The Texas House investigation into impeached Attorney General Ken Paxton has reportedly widened to include a series of property purchases he made as he faced a federal probe over allegations that he abused his office.
The Wall Street Journal reported Thursday that Paxton, his wife and a family trust doled out nearly $3.5 million on six properties from July 2021 to April 2022 in Oklahoma, Florida, Utah and Hawaii. The timing and amount of money drew the attention of House investigators, according to the newspaper.
In late September 2020, several of Paxton’s top aides reported to the FBI that they believed he was misusing his office to help a wealthy campaign donor, Austin real estate investor Nate Paul. Those allegations are tied to most of the 20 articles of impeachment that the House approved last month.
Paxton’s lead lawyer, Tony Buzbee, told the Journal that Paxton was using “long-term savings from a brokerage account” to invest in real estate at a time when interest rates were low. “There is nothing more to it than that,” Buzbee said.
The Journal report shines light on a dozen subpoenas that the House General Investigating Committee issued on the second-to-last day of the regular legislative session. One of the subpoena targets was the Esther Blind Trust, which Ken Paxton and his wife, state Sen. Angela Paxton, R-McKinney, are beneficiaries of, according to his 2021 personal financial disclosure. Another subpoena was issued for Charles Loper, the trustee.
The financial disclosure also said the trust was created in 2015 and that it has a fair market value of “at least $46,580 or more.”
Ken Paxton reported in the disclosure that he and his wife owned four properties in 2021 — two in Austin, one in McKinney and one in College Station. The disclosure did not show any properties outside of Texas.
Ken Paxton’s personal financial disclosure for 2022 is due Friday.
Local property-tax records confirm at least some of the purchases cited in the Journal’s reporting. Records in Maui County, Hawaii, show the trust owns a parcel of land there worth almost $600,000, while records in Marion County, Florida, show the trust owns a home there worth more than $200,000.
The probe could mark the latest trouble for Paxton, who was impeached by House members on nearly two dozen allegations that he made false statements, took bribes and abused his office. Rules for his Senate trial allow impeachment managers to bring additional charges up to 30 days before the trial, which is set to begin Sept. 5.

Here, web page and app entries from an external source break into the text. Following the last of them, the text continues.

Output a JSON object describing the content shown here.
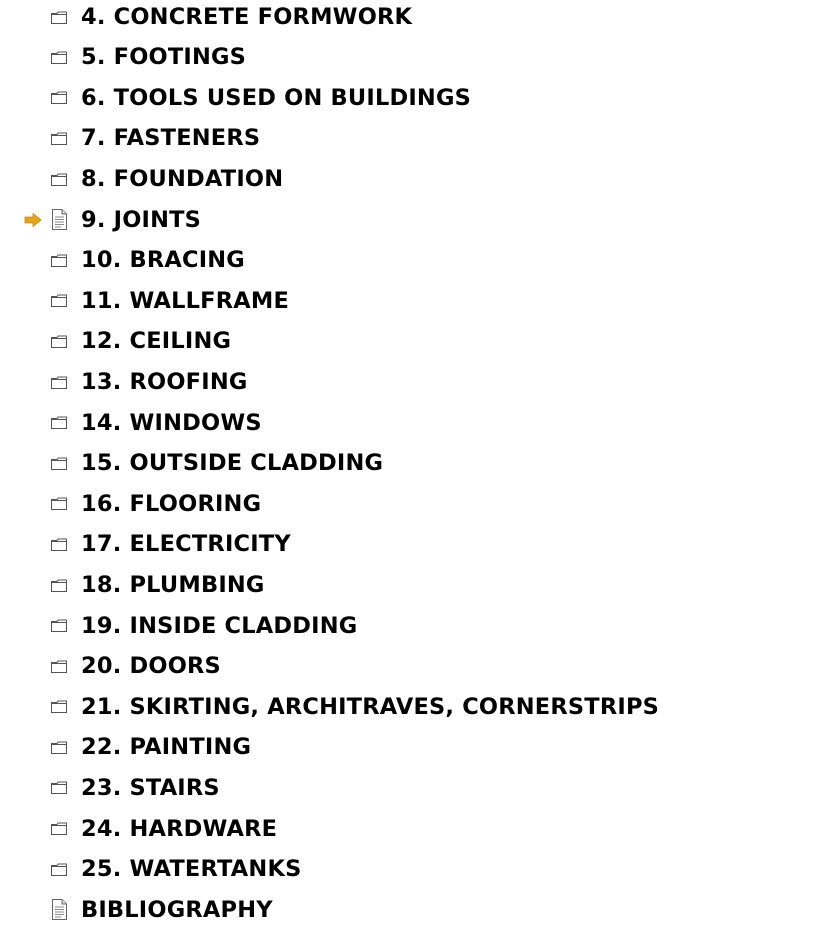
{
  "toc": {
    "items": [
      {
        "label": "4. CONCRETE FORMWORK",
        "icon": "folder-icon",
        "current": false
      },
      {
        "label": "5. FOOTINGS",
        "icon": "folder-icon",
        "current": false
      },
      {
        "label": "6. TOOLS USED ON BUILDINGS",
        "icon": "folder-icon",
        "current": false
      },
      {
        "label": "7. FASTENERS",
        "icon": "folder-icon",
        "current": false
      },
      {
        "label": "8. FOUNDATION",
        "icon": "folder-icon",
        "current": false
      },
      {
        "label": "9. JOINTS",
        "icon": "document-icon",
        "current": true
      },
      {
        "label": "10. BRACING",
        "icon": "folder-icon",
        "current": false
      },
      {
        "label": "11. WALLFRAME",
        "icon": "folder-icon",
        "current": false
      },
      {
        "label": "12. CEILING",
        "icon": "folder-icon",
        "current": false
      },
      {
        "label": "13. ROOFING",
        "icon": "folder-icon",
        "current": false
      },
      {
        "label": "14. WINDOWS",
        "icon": "folder-icon",
        "current": false
      },
      {
        "label": "15. OUTSIDE CLADDING",
        "icon": "folder-icon",
        "current": false
      },
      {
        "label": "16. FLOORING",
        "icon": "folder-icon",
        "current": false
      },
      {
        "label": "17. ELECTRICITY",
        "icon": "folder-icon",
        "current": false
      },
      {
        "label": "18. PLUMBING",
        "icon": "folder-icon",
        "current": false
      },
      {
        "label": "19. INSIDE CLADDING",
        "icon": "folder-icon",
        "current": false
      },
      {
        "label": "20. DOORS",
        "icon": "folder-icon",
        "current": false
      },
      {
        "label": "21. SKIRTING, ARCHITRAVES, CORNERSTRIPS",
        "icon": "folder-icon",
        "current": false
      },
      {
        "label": "22. PAINTING",
        "icon": "folder-icon",
        "current": false
      },
      {
        "label": "23. STAIRS",
        "icon": "folder-icon",
        "current": false
      },
      {
        "label": "24. HARDWARE",
        "icon": "folder-icon",
        "current": false
      },
      {
        "label": "25. WATERTANKS",
        "icon": "folder-icon",
        "current": false
      },
      {
        "label": "BIBLIOGRAPHY",
        "icon": "document-icon",
        "current": false
      }
    ]
  },
  "colors": {
    "text": "#000000",
    "current_arrow": "#e8a317",
    "icon_stroke": "#555555"
  }
}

But Paxton’s attorney, Tony Buzbee, on Thursday dismissed the notion that there was anything questionable about the property purchases, which Buzbee said were made with long-term savings of Paxton’s and made at a time of low interest rates. Buzbee accused House impeachment managers of leaking information to the media to bolster a “flimsy” case.
“A guy uses money he saved for many years to purchase and finance investment properties before interest rates spiked? Other than that, I’m not sure where the story is,” Buzbee said. “If they had such a lock solid and strong case as they claim, why would they be out beating the bushes trying to come up with other (expletive) charges, and then leaking it to the press? I think we all see this for what it really is. Weak.”
According to the Journal, the purchases include:
- A $1.6 million, five-bedroom lodge in a resort area of eastern Oklahoma, which Paxton bought by putting 20 percent down and taking out a $1.28 million mortgage. It is now listed as a short-term rental on several websites.
- A $410,000 piece of land in a Maui resort town bought with cash by the Esther Blind Trust, a family trust set up in 2015.
- A $315,000 tract in Eden, Utah, near several ski resorts, also purchased by the trust.
- Two houses north of Orlando, Fla., that Paxton purchased and transferred to the Esther Blind Trust.
As attorney general, Paxton made $153,750 a year. Angela Paxton is a longtime high school teacher and makes $7,200 a year in her role as state senator.
Tony Buzbee may be right, but with a guy as clearly crooked as Ken Paxton, you have to follow the money. You never know where it may lead you. And let me say again, Angela Paxton is up for election next year, in a red-but-not-that-red district, with the possibility that maybe some of this is real financial misdealing and maybe she at least knew about it, and by the way she favors letting pregnant women die rather than be allowed to get abortions, which is an unpopular stance even here in Texas. So, you know, let’s make sure to find someone who will run really hard against her.